*WHAT THE TASK REQUIRES*. Print each entry in full, word for word, with no pictures in the result.

Extracted records:
-*-*-

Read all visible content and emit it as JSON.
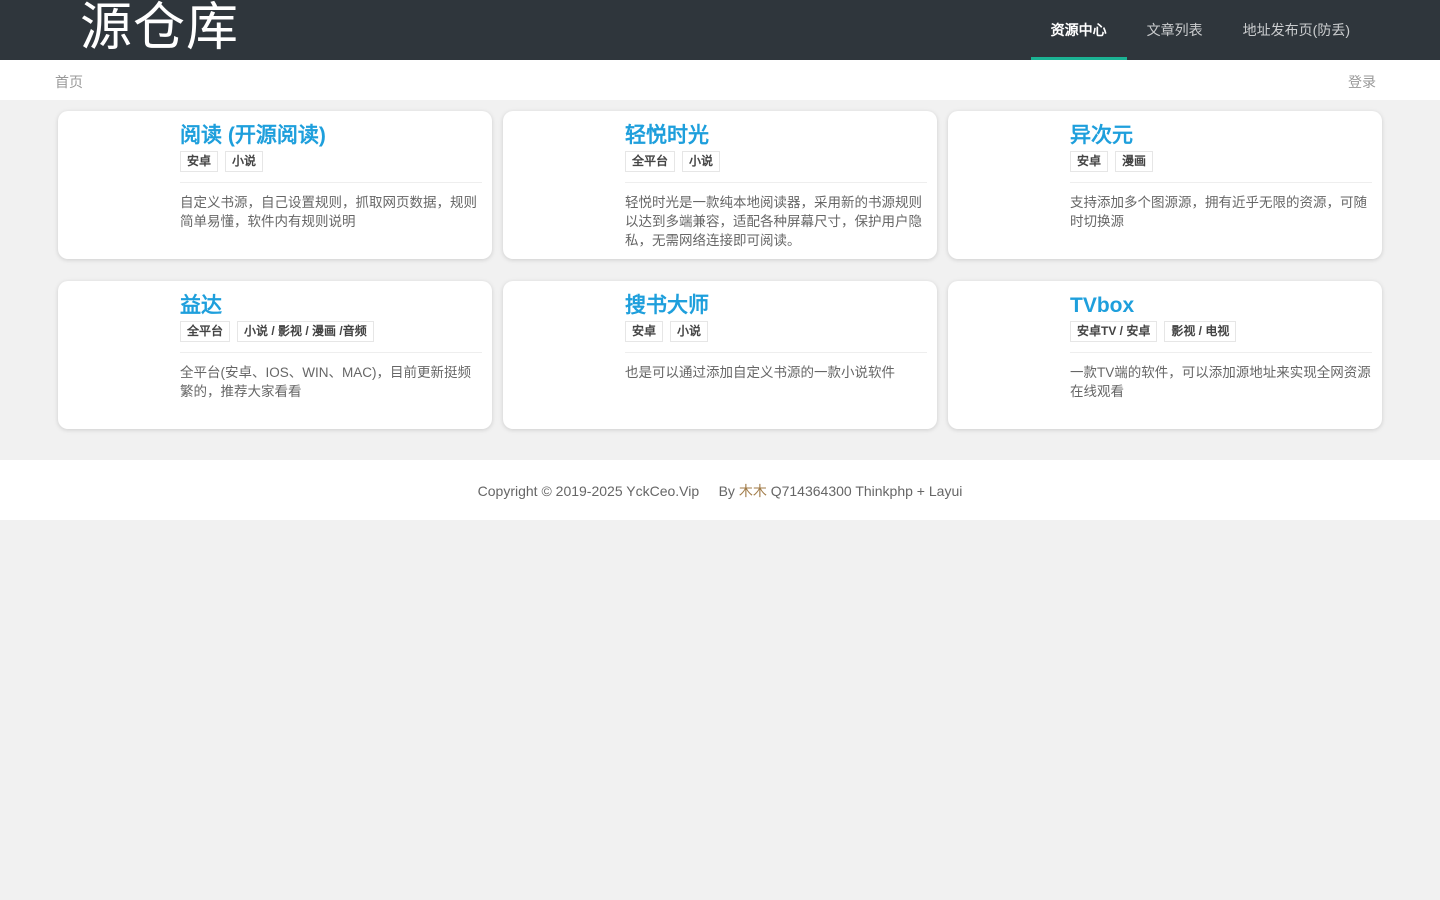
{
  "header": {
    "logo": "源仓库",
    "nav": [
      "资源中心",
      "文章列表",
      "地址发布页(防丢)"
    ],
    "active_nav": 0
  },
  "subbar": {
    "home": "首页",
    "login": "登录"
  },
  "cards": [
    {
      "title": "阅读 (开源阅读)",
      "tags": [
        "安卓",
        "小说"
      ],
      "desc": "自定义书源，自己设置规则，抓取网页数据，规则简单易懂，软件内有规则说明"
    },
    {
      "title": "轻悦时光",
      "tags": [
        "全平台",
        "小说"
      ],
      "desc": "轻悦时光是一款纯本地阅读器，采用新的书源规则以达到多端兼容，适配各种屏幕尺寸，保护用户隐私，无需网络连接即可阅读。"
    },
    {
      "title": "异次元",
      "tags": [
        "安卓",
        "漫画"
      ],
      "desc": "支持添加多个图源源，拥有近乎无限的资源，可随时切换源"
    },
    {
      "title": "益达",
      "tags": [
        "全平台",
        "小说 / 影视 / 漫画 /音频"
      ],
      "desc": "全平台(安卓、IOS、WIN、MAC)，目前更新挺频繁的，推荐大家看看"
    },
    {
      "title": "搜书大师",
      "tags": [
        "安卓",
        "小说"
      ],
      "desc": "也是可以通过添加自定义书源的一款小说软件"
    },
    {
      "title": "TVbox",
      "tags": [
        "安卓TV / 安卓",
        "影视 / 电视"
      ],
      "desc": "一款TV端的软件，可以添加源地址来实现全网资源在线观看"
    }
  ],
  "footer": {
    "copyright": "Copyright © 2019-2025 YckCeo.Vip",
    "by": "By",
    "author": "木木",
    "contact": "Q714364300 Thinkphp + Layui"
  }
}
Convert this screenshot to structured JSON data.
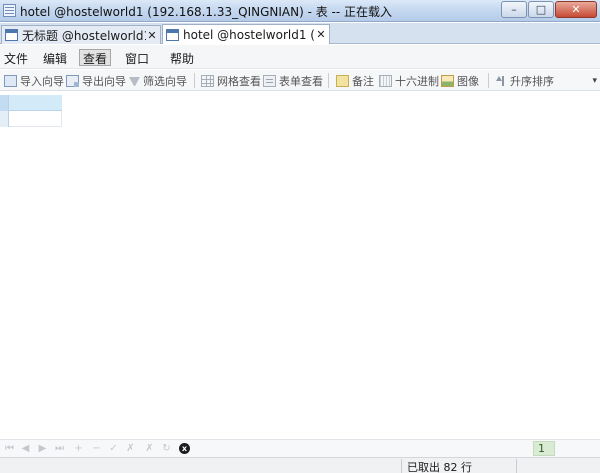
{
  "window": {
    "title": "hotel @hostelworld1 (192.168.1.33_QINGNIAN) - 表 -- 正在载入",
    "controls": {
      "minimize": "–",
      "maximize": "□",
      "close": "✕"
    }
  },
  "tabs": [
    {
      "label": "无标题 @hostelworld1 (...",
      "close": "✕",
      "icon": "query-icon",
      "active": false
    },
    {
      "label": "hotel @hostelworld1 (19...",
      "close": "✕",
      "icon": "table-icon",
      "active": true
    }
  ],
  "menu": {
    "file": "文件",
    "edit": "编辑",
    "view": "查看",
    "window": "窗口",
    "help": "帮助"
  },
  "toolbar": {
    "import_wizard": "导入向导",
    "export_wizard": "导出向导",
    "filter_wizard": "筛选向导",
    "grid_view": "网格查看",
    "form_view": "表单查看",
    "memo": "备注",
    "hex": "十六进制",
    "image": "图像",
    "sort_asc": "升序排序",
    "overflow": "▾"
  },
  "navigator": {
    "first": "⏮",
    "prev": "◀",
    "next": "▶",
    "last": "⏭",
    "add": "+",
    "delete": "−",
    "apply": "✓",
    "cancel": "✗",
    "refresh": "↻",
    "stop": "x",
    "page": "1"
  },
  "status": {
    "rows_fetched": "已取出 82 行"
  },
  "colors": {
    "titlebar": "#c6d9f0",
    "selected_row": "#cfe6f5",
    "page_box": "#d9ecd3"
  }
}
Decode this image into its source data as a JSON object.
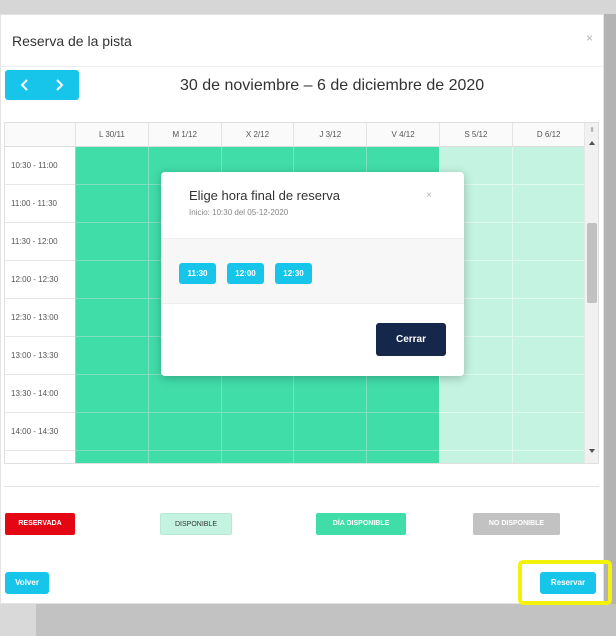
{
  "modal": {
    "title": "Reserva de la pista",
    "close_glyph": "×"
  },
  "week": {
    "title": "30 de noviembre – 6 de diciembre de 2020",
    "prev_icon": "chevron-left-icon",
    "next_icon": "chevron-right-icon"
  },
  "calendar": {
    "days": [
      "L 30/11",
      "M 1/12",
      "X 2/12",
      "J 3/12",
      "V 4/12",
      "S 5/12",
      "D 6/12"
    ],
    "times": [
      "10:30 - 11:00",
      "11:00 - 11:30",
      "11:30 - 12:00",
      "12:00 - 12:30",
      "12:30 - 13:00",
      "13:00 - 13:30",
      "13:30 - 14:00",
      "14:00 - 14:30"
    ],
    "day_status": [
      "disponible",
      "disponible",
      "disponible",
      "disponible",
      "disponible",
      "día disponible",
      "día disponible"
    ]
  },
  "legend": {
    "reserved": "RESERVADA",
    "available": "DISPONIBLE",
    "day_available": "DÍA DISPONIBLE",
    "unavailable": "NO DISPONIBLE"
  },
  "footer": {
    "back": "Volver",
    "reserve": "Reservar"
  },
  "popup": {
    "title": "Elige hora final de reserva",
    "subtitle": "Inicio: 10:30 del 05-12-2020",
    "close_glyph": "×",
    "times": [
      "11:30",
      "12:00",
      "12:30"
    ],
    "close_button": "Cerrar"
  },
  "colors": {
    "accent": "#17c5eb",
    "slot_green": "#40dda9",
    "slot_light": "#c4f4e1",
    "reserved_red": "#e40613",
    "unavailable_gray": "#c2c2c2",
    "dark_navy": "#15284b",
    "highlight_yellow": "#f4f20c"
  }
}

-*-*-

*TASK RESULT*.
Read all visible content and emit it as JSON.
{
  "header": {
    "logo": "源仓库",
    "nav": [
      "资源中心",
      "文章列表",
      "地址发布页(防丢)"
    ],
    "active_nav": 0
  },
  "subbar": {
    "home": "首页",
    "login": "登录"
  },
  "cards": [
    {
      "title": "阅读 (开源阅读)",
      "tags": [
        "安卓",
        "小说"
      ],
      "desc": "自定义书源，自己设置规则，抓取网页数据，规则简单易懂，软件内有规则说明"
    },
    {
      "title": "轻悦时光",
      "tags": [
        "全平台",
        "小说"
      ],
      "desc": "轻悦时光是一款纯本地阅读器，采用新的书源规则以达到多端兼容，适配各种屏幕尺寸，保护用户隐私，无需网络连接即可阅读。"
    },
    {
      "title": "异次元",
      "tags": [
        "安卓",
        "漫画"
      ],
      "desc": "支持添加多个图源源，拥有近乎无限的资源，可随时切换源"
    },
    {
      "title": "益达",
      "tags": [
        "全平台",
        "小说 / 影视 / 漫画 /音频"
      ],
      "desc": "全平台(安卓、IOS、WIN、MAC)，目前更新挺频繁的，推荐大家看看"
    },
    {
      "title": "搜书大师",
      "tags": [
        "安卓",
        "小说"
      ],
      "desc": "也是可以通过添加自定义书源的一款小说软件"
    },
    {
      "title": "TVbox",
      "tags": [
        "安卓TV / 安卓",
        "影视 / 电视"
      ],
      "desc": "一款TV端的软件，可以添加源地址来实现全网资源在线观看"
    }
  ],
  "footer": {
    "copyright": "Copyright © 2019-2025 YckCeo.Vip",
    "by": "By",
    "author": "木木",
    "contact": "Q714364300 Thinkphp + Layui"
  }
}
Convert this screenshot to structured JSON data.
{
  "window": {
    "title": "hotel @hostelworld1 (192.168.1.33_QINGNIAN) - 表 -- 正在载入",
    "controls": {
      "minimize": "–",
      "maximize": "□",
      "close": "✕"
    }
  },
  "tabs": [
    {
      "label": "无标题 @hostelworld1 (...",
      "close": "✕",
      "icon": "query-icon",
      "active": false
    },
    {
      "label": "hotel @hostelworld1 (19...",
      "close": "✕",
      "icon": "table-icon",
      "active": true
    }
  ],
  "menu": {
    "file": "文件",
    "edit": "编辑",
    "view": "查看",
    "window": "窗口",
    "help": "帮助"
  },
  "toolbar": {
    "import_wizard": "导入向导",
    "export_wizard": "导出向导",
    "filter_wizard": "筛选向导",
    "grid_view": "网格查看",
    "form_view": "表单查看",
    "memo": "备注",
    "hex": "十六进制",
    "image": "图像",
    "sort_asc": "升序排序",
    "overflow": "▾"
  },
  "navigator": {
    "first": "⏮",
    "prev": "◀",
    "next": "▶",
    "last": "⏭",
    "add": "+",
    "delete": "−",
    "apply": "✓",
    "cancel": "✗",
    "refresh": "↻",
    "stop": "x",
    "page": "1"
  },
  "status": {
    "rows_fetched": "已取出 82 行"
  },
  "colors": {
    "titlebar": "#c6d9f0",
    "selected_row": "#cfe6f5",
    "page_box": "#d9ecd3"
  }
}
Decode this image into its source data as a JSON object.
{
  "modal": {
    "title": "Reserva de la pista",
    "close_glyph": "×"
  },
  "week": {
    "title": "30 de noviembre – 6 de diciembre de 2020",
    "prev_icon": "chevron-left-icon",
    "next_icon": "chevron-right-icon"
  },
  "calendar": {
    "days": [
      "L 30/11",
      "M 1/12",
      "X 2/12",
      "J 3/12",
      "V 4/12",
      "S 5/12",
      "D 6/12"
    ],
    "times": [
      "10:30 - 11:00",
      "11:00 - 11:30",
      "11:30 - 12:00",
      "12:00 - 12:30",
      "12:30 - 13:00",
      "13:00 - 13:30",
      "13:30 - 14:00",
      "14:00 - 14:30"
    ],
    "day_status": [
      "disponible",
      "disponible",
      "disponible",
      "disponible",
      "disponible",
      "día disponible",
      "día disponible"
    ]
  },
  "legend": {
    "reserved": "RESERVADA",
    "available": "DISPONIBLE",
    "day_available": "DÍA DISPONIBLE",
    "unavailable": "NO DISPONIBLE"
  },
  "footer": {
    "back": "Volver",
    "reserve": "Reservar"
  },
  "popup": {
    "title": "Elige hora final de reserva",
    "subtitle": "Inicio: 10:30 del 05-12-2020",
    "close_glyph": "×",
    "times": [
      "11:30",
      "12:00",
      "12:30"
    ],
    "close_button": "Cerrar"
  },
  "colors": {
    "accent": "#17c5eb",
    "slot_green": "#40dda9",
    "slot_light": "#c4f4e1",
    "reserved_red": "#e40613",
    "unavailable_gray": "#c2c2c2",
    "dark_navy": "#15284b",
    "highlight_yellow": "#f4f20c"
  }
}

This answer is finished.